Generic Data is in all versions of the SDMX Standard, each version is supported by the Registry including GenericTimeSeriesData which was introduced in version 2.1 of SDMX.
A Generic Dataset is defined by the SDMX Schemas (xsd files) distributed in section 3B of the standard. A Generic Dataset contains the same XML nodes and attributes regardless of the data it is transmitting, hence the name ‘generic’. Below is an example of a series in a Generic Dataset.
The SDMX Schema can validate a Generic Dataset but it cannot be used to verify any values in the reported dataset.
Structure Specific/Compact Data

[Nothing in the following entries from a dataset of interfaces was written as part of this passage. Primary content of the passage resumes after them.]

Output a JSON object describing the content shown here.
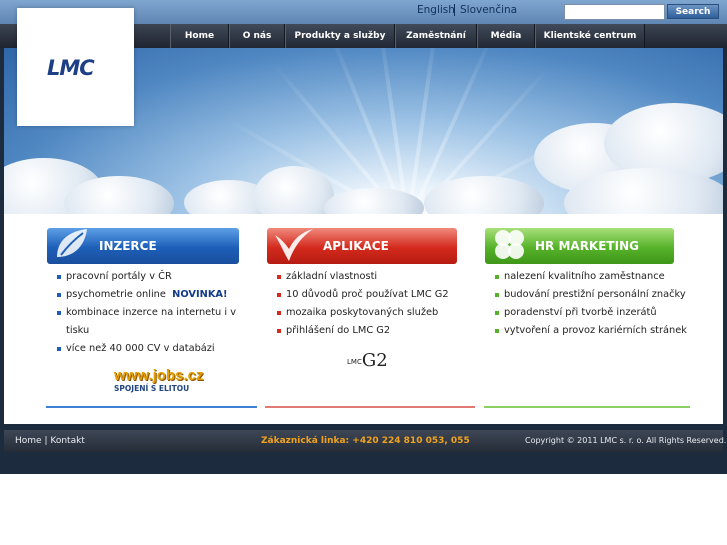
{
  "header": {
    "languages": [
      "English",
      "Slovenčina"
    ],
    "search": {
      "value": "",
      "button_label": "Search"
    }
  },
  "logo": {
    "text": "LMC"
  },
  "nav": {
    "items": [
      "Home",
      "O nás",
      "Produkty a služby",
      "Zaměstnání",
      "Média",
      "Klientské centrum"
    ]
  },
  "sections": {
    "inzerce": {
      "title": "INZERCE",
      "items": [
        "pracovní portály v ČR",
        "psychometrie online",
        "kombinace inzerce na internetu i v tisku",
        "více než 40 000 CV v databázi"
      ],
      "badge": "NOVINKA!",
      "logo_text": "www.jobs.cz",
      "logo_sub": "SPOJENÍ S ELITOU"
    },
    "aplikace": {
      "title": "APLIKACE",
      "items": [
        "základní vlastnosti",
        "10 důvodů proč používat LMC G2",
        "mozaika poskytovaných služeb",
        "přihlášení do LMC G2"
      ],
      "logo_small": "LMC",
      "logo_text": "G2"
    },
    "hr_marketing": {
      "title": "HR MARKETING",
      "items": [
        "nalezení kvalitního zaměstnance",
        "budování prestižní personální značky",
        "poradenství při tvorbě inzerátů",
        "vytvoření a provoz kariérních stránek"
      ]
    }
  },
  "footer": {
    "home": "Home",
    "separator": "|",
    "contact": "Kontakt",
    "hotline": "Zákaznická linka: +420 224 810 053, 055",
    "copyright": "Copyright © 2011 LMC s. r. o. All Rights Reserved."
  },
  "colors": {
    "inzerce": "#1d5fb8",
    "aplikace": "#d32a1d",
    "hr_marketing": "#56b22a",
    "hotline": "#f0a31c"
  }
}
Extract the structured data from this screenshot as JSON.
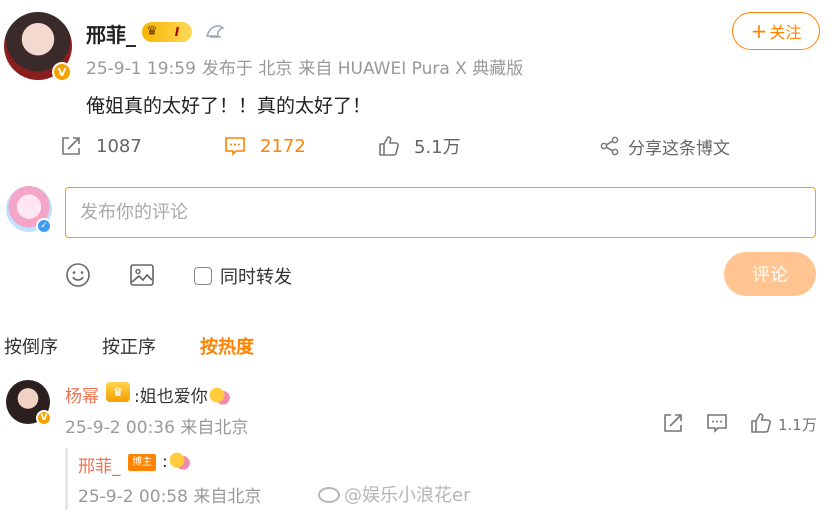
{
  "post": {
    "author": "邢菲_",
    "level": "I",
    "meta": {
      "date": "25-9-1 19:59",
      "location": "发布于 北京",
      "source": "来自 HUAWEI Pura X 典藏版"
    },
    "follow_label": "关注",
    "text": "俺姐真的太好了！！真的太好了！",
    "actions": {
      "repost_count": "1087",
      "comment_count": "2172",
      "like_count": "5.1万",
      "share_label": "分享这条博文"
    }
  },
  "composer": {
    "placeholder": "发布你的评论",
    "repost_label": "同时转发",
    "submit_label": "评论"
  },
  "sort_tabs": [
    {
      "label": "按倒序",
      "active": false
    },
    {
      "label": "按正序",
      "active": false
    },
    {
      "label": "按热度",
      "active": true
    }
  ],
  "comments": [
    {
      "name": "杨幂",
      "text": ":姐也爱你",
      "meta": "25-9-2 00:36 来自北京",
      "like_count": "1.1万",
      "replies": [
        {
          "name": "邢菲_",
          "badge": "博主",
          "text": ":",
          "meta": "25-9-2 00:58 来自北京"
        }
      ]
    }
  ],
  "watermark": "@娱乐小浪花er",
  "colors": {
    "accent": "#ff8200",
    "name_link": "#eb7350",
    "muted": "#999999",
    "submit_disabled": "#ffc48f"
  }
}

Structure Specific Data is a SDMX v2.1 re-branding of the term Compact Data which existed in versions 1.0 and 2.0 of the SDMX specification. The Registry supports each version including StructureSpecificTimeSeriesData which was introduced in version 2.1 of the SDMX specification.
Section 3B of the SDMX distribution includes the abstract schema (XSD) definition for a Structure Specific dataset, but the concrete implementation is dependent on what Provision Agreement, Dataflow, or Data Structure Definition the dataset is for.
The Registry is able to generate a Structure Specific XSD on request from the web services page. As the generated Schema is specific to the structural metadata held in the Registry, the level of validation offered by the schema is far greater than with a Generic dataset. A Structure Specific dataset is also more terse then a Generic dataset, as shown in the example below.
SDMX-EDI is a 1990s syntax that uses the UN/EDIFACT syntax. It is an extremely terse data format that supports time series only. The format is still popular for reporting financial data in the Central Banking community. However, unless you have a specific requirement to use this format then it is not recommended as the syntax is largely superseded by 21st century syntaxes such as XML and JSON.
For more information on the structure and syntax of SDMX-EDI, please visit sdmx.org.